Task statement: Only the number is wanted: how many lines of the data contain "screenshot"?

App and web page records

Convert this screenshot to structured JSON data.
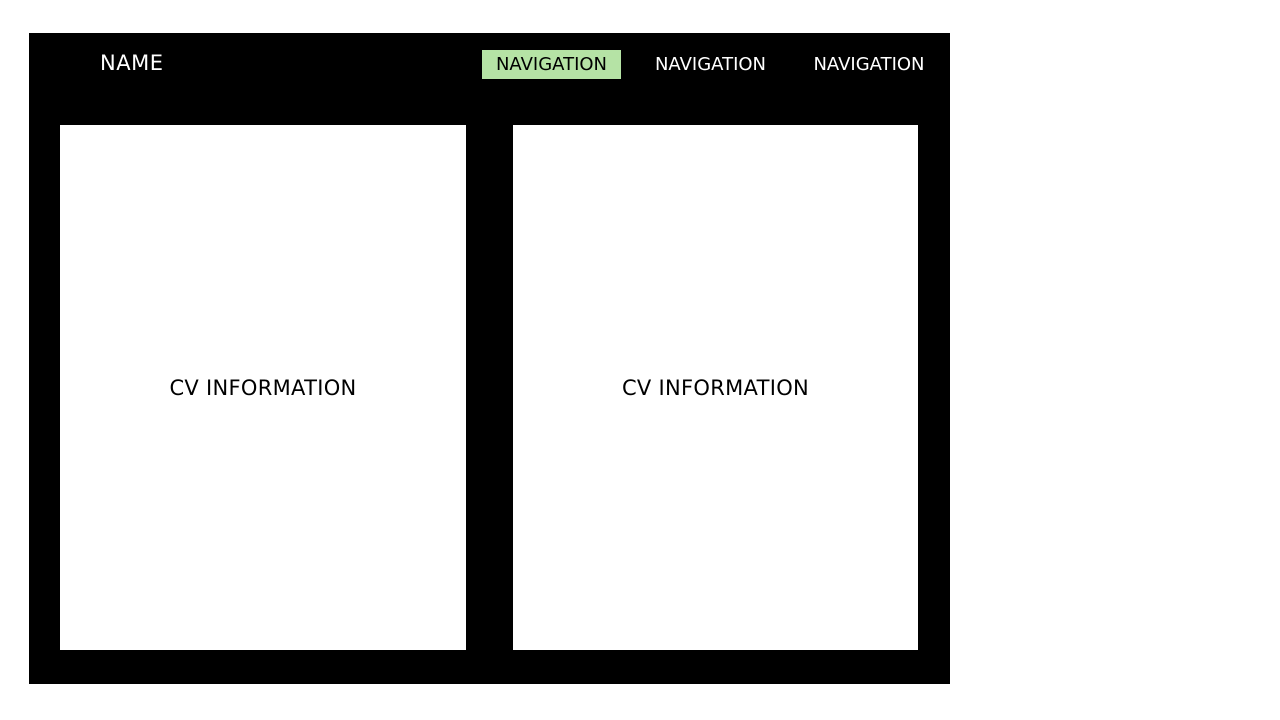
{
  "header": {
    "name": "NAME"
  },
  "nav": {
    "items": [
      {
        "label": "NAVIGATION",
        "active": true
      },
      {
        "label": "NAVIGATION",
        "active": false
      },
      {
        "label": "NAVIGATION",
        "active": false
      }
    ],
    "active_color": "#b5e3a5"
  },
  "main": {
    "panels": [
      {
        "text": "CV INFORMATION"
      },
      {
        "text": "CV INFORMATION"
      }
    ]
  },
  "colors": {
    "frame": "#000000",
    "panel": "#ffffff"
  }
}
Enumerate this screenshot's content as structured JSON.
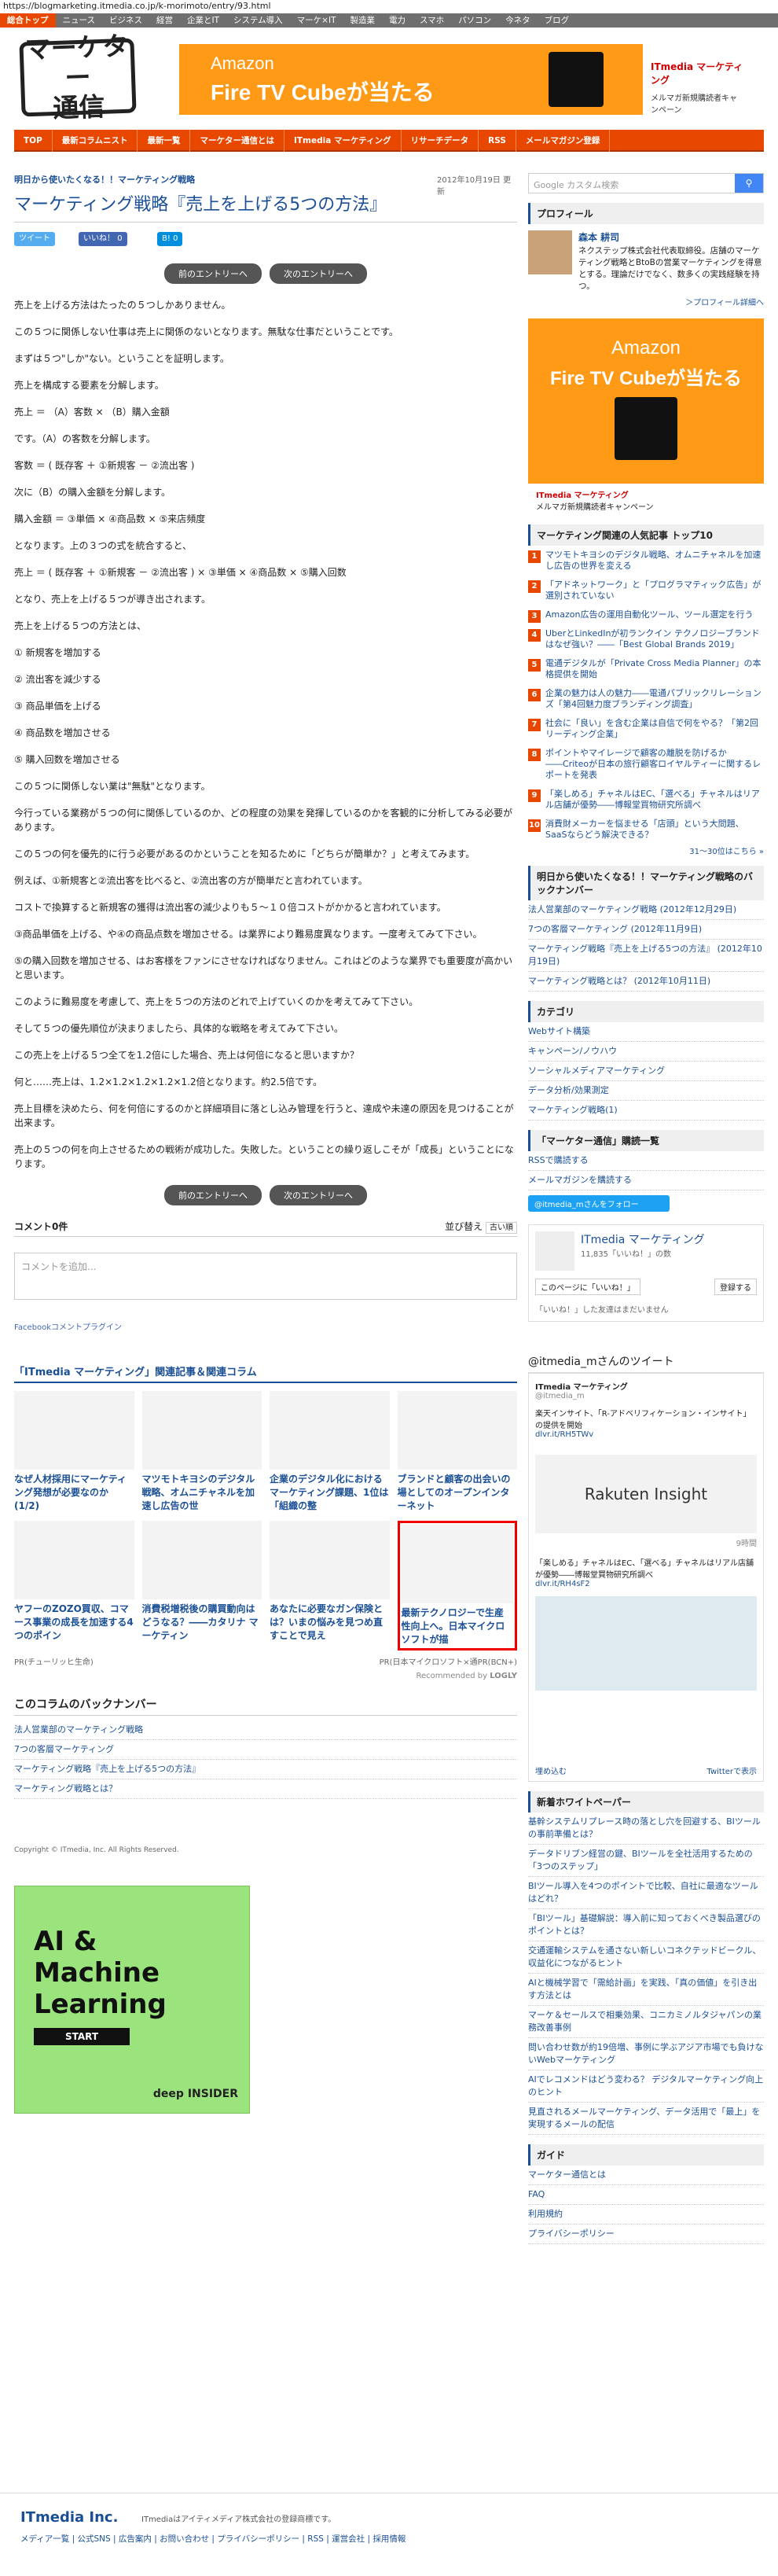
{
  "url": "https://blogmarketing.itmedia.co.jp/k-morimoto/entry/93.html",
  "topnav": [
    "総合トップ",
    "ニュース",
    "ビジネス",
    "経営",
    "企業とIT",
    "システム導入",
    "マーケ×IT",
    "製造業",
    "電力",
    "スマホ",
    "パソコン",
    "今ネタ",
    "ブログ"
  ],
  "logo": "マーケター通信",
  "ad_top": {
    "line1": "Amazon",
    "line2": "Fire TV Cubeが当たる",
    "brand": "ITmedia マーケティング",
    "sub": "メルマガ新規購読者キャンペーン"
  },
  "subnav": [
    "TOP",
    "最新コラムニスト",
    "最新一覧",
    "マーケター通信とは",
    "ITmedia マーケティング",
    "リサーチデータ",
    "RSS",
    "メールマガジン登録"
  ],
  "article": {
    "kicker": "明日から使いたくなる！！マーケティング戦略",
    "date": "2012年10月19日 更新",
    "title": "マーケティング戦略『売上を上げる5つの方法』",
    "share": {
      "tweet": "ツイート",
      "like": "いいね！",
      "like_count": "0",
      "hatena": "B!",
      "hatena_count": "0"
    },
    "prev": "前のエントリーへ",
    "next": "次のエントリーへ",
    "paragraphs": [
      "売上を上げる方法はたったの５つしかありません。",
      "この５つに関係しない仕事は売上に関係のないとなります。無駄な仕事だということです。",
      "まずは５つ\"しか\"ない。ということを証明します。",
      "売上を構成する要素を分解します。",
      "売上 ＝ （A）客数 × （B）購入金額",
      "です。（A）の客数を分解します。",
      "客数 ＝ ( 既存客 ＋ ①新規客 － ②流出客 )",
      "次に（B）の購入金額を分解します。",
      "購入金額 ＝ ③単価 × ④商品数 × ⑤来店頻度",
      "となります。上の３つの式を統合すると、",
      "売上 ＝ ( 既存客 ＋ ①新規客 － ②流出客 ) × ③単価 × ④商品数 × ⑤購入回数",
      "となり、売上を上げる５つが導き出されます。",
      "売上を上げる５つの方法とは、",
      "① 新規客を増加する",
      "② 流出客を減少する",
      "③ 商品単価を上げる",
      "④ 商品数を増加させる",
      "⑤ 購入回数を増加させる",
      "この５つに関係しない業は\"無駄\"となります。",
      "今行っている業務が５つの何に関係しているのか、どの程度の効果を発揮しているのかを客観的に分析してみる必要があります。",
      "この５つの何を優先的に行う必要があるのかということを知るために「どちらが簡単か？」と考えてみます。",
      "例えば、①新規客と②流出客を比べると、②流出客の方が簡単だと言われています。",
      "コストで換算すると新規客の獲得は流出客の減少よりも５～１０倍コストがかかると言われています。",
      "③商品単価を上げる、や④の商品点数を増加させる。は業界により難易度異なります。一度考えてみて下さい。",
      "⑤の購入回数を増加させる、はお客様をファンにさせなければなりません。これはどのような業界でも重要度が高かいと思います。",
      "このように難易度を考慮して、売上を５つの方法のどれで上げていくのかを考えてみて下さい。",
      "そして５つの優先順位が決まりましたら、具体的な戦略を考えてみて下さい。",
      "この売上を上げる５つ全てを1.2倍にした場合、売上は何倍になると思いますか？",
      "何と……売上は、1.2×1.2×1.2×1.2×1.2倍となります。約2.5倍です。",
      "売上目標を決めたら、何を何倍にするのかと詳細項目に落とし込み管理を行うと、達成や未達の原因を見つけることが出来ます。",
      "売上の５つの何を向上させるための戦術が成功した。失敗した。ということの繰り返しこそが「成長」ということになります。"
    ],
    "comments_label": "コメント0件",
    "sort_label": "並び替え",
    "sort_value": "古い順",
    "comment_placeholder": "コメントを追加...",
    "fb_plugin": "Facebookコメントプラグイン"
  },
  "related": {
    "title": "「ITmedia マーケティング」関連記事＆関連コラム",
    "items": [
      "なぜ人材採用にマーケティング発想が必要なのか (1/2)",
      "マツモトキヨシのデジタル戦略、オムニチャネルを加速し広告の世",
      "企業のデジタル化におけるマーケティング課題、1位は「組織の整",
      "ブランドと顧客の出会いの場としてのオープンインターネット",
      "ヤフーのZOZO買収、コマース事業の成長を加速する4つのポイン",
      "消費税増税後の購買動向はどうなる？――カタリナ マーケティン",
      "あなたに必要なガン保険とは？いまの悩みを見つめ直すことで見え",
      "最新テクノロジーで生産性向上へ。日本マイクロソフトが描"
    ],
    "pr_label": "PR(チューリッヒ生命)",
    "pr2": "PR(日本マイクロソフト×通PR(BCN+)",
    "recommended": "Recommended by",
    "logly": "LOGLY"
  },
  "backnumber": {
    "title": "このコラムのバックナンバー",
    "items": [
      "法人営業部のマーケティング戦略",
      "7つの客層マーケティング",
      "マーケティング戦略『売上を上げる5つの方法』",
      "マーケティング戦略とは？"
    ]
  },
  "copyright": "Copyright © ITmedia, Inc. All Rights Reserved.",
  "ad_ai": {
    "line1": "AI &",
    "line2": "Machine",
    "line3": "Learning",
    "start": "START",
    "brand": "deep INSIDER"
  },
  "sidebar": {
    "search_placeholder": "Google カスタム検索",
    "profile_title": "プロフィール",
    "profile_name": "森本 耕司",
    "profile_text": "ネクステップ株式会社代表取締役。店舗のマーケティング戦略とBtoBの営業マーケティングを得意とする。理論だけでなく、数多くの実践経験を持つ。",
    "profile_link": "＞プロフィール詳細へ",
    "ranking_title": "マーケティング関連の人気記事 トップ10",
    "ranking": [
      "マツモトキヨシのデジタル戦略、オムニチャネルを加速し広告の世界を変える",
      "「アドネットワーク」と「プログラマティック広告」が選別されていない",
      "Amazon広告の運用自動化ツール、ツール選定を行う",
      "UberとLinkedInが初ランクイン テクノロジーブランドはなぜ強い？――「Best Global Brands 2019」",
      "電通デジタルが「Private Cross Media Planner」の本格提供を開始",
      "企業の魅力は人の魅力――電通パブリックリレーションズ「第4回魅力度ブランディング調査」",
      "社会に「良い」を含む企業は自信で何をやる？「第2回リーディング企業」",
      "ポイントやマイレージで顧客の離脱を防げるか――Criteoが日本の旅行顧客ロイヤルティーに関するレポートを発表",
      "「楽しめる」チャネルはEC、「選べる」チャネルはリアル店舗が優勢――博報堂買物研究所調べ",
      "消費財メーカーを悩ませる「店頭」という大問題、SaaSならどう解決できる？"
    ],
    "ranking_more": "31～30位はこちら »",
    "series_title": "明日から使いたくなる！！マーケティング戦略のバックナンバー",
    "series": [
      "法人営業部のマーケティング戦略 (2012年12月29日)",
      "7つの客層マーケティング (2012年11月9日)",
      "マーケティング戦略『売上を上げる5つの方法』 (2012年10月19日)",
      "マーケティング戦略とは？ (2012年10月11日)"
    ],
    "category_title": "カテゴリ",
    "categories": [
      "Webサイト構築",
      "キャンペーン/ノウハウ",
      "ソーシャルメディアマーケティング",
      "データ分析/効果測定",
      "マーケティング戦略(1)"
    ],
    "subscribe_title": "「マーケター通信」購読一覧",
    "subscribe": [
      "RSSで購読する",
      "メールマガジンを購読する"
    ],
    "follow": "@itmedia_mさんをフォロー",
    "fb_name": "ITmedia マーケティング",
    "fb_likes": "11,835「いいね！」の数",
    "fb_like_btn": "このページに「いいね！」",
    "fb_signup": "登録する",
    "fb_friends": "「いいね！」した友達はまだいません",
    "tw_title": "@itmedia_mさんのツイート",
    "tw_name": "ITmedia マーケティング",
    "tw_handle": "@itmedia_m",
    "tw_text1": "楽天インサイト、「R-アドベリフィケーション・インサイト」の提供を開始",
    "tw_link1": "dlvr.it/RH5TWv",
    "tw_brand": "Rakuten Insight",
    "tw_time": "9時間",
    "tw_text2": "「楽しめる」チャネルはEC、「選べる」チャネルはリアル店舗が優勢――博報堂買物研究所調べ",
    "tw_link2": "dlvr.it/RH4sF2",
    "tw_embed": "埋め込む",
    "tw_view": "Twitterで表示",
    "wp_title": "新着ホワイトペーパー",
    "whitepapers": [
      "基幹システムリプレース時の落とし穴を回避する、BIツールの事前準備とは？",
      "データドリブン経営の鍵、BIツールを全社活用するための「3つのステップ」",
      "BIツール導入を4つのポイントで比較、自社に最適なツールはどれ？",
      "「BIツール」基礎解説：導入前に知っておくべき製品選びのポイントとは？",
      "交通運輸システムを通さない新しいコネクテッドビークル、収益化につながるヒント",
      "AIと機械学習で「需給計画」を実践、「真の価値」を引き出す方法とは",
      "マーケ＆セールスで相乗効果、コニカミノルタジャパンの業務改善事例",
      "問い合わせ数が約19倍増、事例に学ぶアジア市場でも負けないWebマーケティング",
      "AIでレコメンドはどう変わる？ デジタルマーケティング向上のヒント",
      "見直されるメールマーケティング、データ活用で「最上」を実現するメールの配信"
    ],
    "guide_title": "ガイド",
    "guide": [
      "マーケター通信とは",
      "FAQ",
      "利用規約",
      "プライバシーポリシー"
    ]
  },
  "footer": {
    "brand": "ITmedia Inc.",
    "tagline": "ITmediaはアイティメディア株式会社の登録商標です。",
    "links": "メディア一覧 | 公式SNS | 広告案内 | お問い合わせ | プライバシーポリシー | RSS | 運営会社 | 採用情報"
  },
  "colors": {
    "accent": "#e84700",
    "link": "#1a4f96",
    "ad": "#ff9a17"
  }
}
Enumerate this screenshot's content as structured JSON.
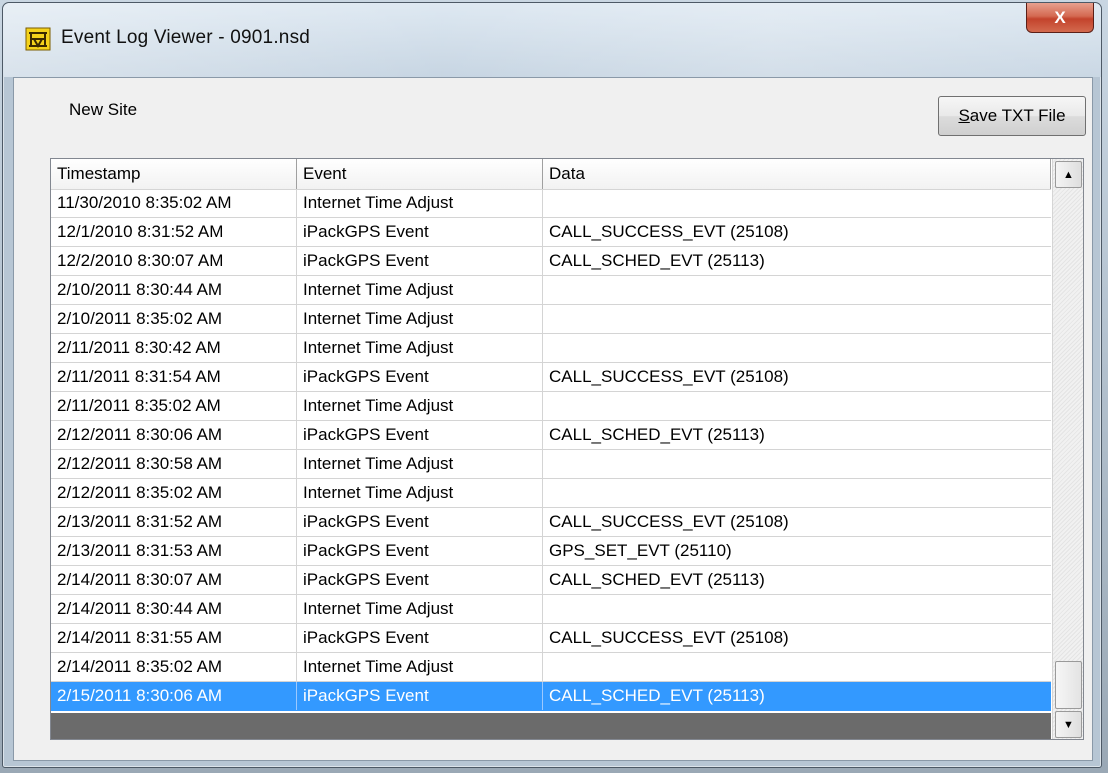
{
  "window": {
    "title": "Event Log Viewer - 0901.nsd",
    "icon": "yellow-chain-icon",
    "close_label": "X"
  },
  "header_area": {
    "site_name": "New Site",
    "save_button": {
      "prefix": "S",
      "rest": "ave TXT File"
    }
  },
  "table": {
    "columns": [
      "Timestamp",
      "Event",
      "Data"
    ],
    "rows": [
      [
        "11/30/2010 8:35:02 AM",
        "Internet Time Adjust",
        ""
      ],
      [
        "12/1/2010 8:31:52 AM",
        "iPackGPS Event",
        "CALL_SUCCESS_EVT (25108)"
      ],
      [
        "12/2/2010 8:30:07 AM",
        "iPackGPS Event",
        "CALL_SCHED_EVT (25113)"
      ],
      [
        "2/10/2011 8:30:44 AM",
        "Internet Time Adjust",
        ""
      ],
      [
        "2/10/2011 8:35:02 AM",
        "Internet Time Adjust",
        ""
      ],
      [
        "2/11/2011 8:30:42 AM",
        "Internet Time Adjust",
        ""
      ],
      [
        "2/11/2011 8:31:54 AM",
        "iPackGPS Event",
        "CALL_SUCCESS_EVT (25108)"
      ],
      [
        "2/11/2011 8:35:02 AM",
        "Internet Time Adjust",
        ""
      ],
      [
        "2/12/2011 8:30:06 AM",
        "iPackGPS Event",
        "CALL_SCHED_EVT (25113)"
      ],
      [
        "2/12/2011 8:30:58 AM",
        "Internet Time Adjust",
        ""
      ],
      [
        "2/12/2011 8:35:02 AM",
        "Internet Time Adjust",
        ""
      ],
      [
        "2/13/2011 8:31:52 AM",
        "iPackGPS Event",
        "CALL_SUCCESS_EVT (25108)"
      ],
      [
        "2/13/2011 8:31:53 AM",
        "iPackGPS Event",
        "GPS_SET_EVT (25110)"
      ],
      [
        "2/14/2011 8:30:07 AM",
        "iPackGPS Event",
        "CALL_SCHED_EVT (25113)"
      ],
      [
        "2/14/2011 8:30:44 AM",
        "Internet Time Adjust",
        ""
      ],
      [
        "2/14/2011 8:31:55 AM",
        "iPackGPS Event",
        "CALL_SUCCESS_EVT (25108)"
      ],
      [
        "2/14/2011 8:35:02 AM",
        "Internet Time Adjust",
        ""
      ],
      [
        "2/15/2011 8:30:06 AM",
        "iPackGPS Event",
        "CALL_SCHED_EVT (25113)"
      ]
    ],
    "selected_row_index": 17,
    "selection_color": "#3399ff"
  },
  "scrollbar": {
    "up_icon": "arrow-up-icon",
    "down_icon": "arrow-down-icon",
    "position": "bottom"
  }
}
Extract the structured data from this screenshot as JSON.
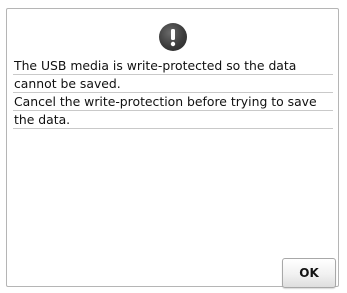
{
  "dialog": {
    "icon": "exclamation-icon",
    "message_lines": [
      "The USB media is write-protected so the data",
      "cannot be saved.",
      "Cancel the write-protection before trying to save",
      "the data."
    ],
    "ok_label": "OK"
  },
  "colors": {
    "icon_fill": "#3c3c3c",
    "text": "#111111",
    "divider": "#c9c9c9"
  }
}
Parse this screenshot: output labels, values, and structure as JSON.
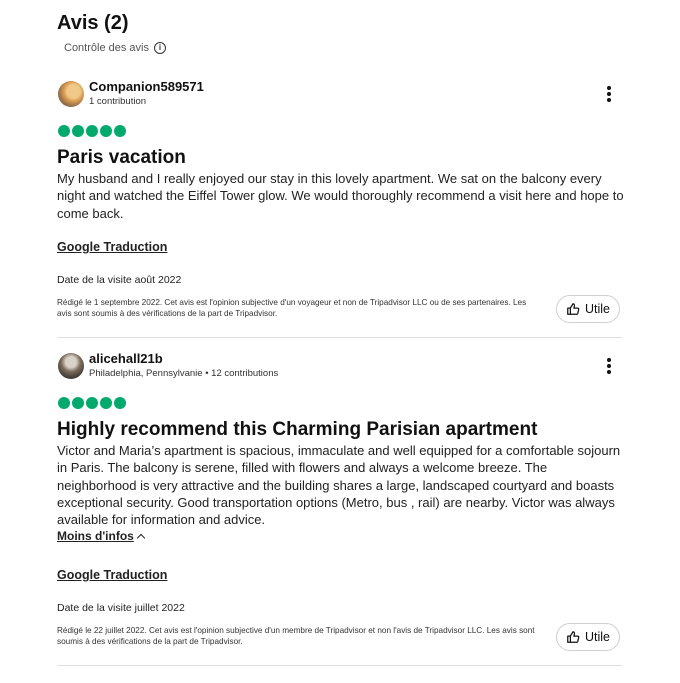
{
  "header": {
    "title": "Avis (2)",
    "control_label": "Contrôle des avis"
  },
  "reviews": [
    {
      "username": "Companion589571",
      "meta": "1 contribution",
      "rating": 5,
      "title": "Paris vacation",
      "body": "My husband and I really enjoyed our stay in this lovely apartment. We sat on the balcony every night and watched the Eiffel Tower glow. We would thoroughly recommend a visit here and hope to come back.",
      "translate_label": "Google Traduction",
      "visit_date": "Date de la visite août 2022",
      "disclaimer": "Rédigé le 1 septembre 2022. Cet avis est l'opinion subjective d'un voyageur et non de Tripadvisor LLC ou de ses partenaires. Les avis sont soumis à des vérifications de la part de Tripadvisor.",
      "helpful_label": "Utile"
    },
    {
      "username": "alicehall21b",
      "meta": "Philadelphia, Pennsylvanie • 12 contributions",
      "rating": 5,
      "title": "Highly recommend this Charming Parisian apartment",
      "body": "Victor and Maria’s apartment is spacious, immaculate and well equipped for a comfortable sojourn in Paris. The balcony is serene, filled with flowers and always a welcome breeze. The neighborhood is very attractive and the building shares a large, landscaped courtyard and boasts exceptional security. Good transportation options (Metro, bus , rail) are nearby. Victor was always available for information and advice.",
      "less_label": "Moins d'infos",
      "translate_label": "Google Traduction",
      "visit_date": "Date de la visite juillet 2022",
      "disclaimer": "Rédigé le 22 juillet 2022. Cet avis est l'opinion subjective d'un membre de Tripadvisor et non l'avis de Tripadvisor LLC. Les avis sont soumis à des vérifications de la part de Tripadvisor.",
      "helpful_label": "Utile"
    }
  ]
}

Task response: 5